Lots of acts go solo, but for every George Michael (of Wham!) success, there’s an Andrew Ridgeley (of Wham!) flop. But here are some singers who did so well that they left their formerly well-known bands in the dustbin of history.
Ray Parker, Jr.
Before hits like “The Other Woman” and the #1 hit theme song from Ghostbusters, Parker fronted a late ‘70s R&B group called Raydio. The group scored four gold albums and three top 10 hits, including “Jack and Jill” and “A Woman Needs Love.”
Oddly enough, Watley won the Best New Artist award at the 1987 Grammys…but she was hardly new. Over the previous decade, she’d been the singer in the pop group Shalamar. That band recorded seven albums (including two that went gold) and scored 15 hits on the R&B chart. After all that, Watley struck out on her own.
He’s a staple of soft rock radio for hits like “On the Wings of Love.” But before that, he was the lead singer of the soul band LTD, who had a #4 hit in 1977 with “(Every Time I Turn Around) Back in Love Again.”

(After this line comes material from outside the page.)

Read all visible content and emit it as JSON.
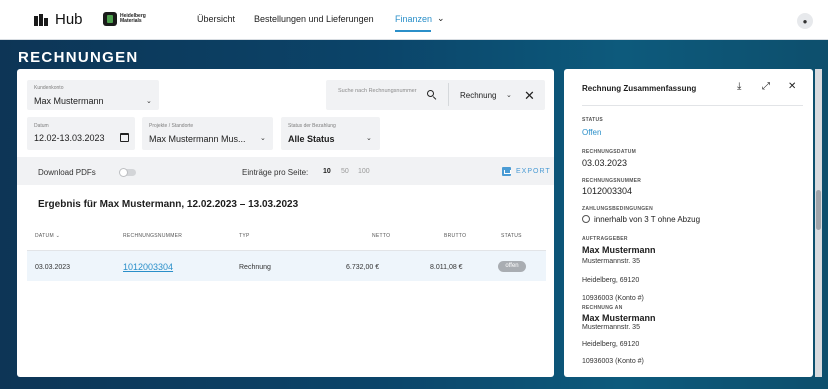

The hard rock icon (and outspoken weapons-rights advocate) began his career in the 1960s with the psychedelic band the Amboy Dukes. They had one real hit, a pro-drug song called “Journey to the Center of the Mind.” Nugent, who has claimed to never do drugs, was young and naïve and at the time thought the song was about “reflection.” Nevertheless, he left the group behind for a hard rock solo career in the ‘70s with hits like “Cat Scratch Fever.”